Now that's stretching it!

Flexibility is arguably the most neglected fitness component in most runner's training programmes. Why is it that stretching gets so neglected? I guess it's not as sexy as speed or strength work but, ignore it at your peril for, stretching can help you run more efficiently and may help to keep you injury free.

The other problem with flexibility is that there is so much confusion as to what is right and wrong and it would appear that recent research has added to the confusion. It wasn't that long ago that you would see runners stretching in a static position (without moving) before running and then research came out that said that this can cause more problems than it alleviates. Static stretching was banished to post exercise (to be replaced by dynamic stretching) and the belief was that if you stretch after exercise you will avoid the dreaded DOMS. However, there has been research that has also questioned that!
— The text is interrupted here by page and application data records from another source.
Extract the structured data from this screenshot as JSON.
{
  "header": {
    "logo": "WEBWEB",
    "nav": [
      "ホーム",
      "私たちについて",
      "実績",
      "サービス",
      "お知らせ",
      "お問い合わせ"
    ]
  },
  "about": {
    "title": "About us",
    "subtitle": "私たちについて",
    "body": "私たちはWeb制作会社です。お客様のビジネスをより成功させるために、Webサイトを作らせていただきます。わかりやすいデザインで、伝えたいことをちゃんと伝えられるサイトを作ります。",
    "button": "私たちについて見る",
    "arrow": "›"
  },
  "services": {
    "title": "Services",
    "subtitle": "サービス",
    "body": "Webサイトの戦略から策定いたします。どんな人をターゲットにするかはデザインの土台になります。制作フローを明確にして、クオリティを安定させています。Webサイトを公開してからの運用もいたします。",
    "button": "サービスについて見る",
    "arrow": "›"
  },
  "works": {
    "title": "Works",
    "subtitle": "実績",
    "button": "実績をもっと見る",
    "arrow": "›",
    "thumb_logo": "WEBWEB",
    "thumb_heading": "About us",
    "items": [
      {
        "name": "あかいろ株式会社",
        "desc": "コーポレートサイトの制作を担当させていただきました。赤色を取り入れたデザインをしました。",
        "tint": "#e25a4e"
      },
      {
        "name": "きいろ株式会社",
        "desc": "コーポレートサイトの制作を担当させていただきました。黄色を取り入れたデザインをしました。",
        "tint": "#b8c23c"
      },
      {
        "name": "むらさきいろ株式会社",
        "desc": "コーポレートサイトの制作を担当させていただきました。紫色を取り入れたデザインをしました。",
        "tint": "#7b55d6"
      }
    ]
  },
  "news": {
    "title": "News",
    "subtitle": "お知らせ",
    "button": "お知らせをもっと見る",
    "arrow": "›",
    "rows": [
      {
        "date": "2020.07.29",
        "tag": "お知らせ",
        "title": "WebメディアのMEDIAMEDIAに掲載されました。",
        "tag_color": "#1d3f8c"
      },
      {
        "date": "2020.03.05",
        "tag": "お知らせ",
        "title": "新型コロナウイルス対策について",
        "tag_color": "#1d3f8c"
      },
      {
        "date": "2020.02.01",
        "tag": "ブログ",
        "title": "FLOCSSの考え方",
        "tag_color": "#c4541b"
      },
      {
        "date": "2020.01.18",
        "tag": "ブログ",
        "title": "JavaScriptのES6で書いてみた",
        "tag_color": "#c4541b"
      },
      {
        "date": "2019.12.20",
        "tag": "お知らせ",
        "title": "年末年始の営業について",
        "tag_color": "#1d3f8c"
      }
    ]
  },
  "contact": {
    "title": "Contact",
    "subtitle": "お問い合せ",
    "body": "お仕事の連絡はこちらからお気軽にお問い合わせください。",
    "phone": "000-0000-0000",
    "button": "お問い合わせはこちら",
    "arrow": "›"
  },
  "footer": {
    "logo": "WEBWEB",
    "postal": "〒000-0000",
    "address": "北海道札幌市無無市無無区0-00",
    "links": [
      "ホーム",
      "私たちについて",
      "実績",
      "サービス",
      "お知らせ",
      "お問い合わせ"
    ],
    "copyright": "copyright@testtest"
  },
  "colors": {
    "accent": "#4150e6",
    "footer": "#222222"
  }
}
Our expert physiotherapist, Andy Byrne responded to that research and reminded us of the danger of taking research at face value without looking at all the facts. He reminds us of why we should stick to our stretching routines and not abandon them.

If you don't already include stretching as part of your training programme but have realised that you will have a healthier and happier running life with it, the table below should explain when and how you should stretch as well as the type of stretch it should be.

  Before running as part of warm up After running as part of cool down Separate session
Type of stretch dynamic static static
Number of seconds to hold the stretch 1-2 10 - 15 30+
Purpose prepare the muscles by stretching to the point needed for running Realign the muscle fibres to how they were pre-run Increase range of motion and flexibility

 

Dynamic stretching is stretching the muscles whilst on the move. Activities such as high knee skipping and lunges will prepare you for running by stretching the muscles dynamically. They should only be held for around 2 - 3 seconds. Most stretching exercises that you perform statically can be performed dynamically with a bit of imagination but you should not bounce as you stretch but rather incorporate the stretch into some forward, backward or sideward movement.

Static stretching is where you hold the stretch. If you have been injured and been shown some specific stretches by a physiotherapist you may have been told to hold the stretch for 30 seconds or longer. By doing this you encourage the muscle fibres to accept the stretch and so increase the length of the muscle and improve range of movement. However, you often experience some resistance by the muscle during the 30 seconds and then it accepts the stretch and relaxes into it. If you have done a training session or run your muscles will be tired and so this is not the best time to push the stretch and hold it for a long time. All you really need to do post-run is stretch gently for around 10 seconds to realign the muscle fibres. You will be in a better state both mentally and physically to stretch for 30 seconds if you do it as a separate session:somewhere warm and where you can relax completely.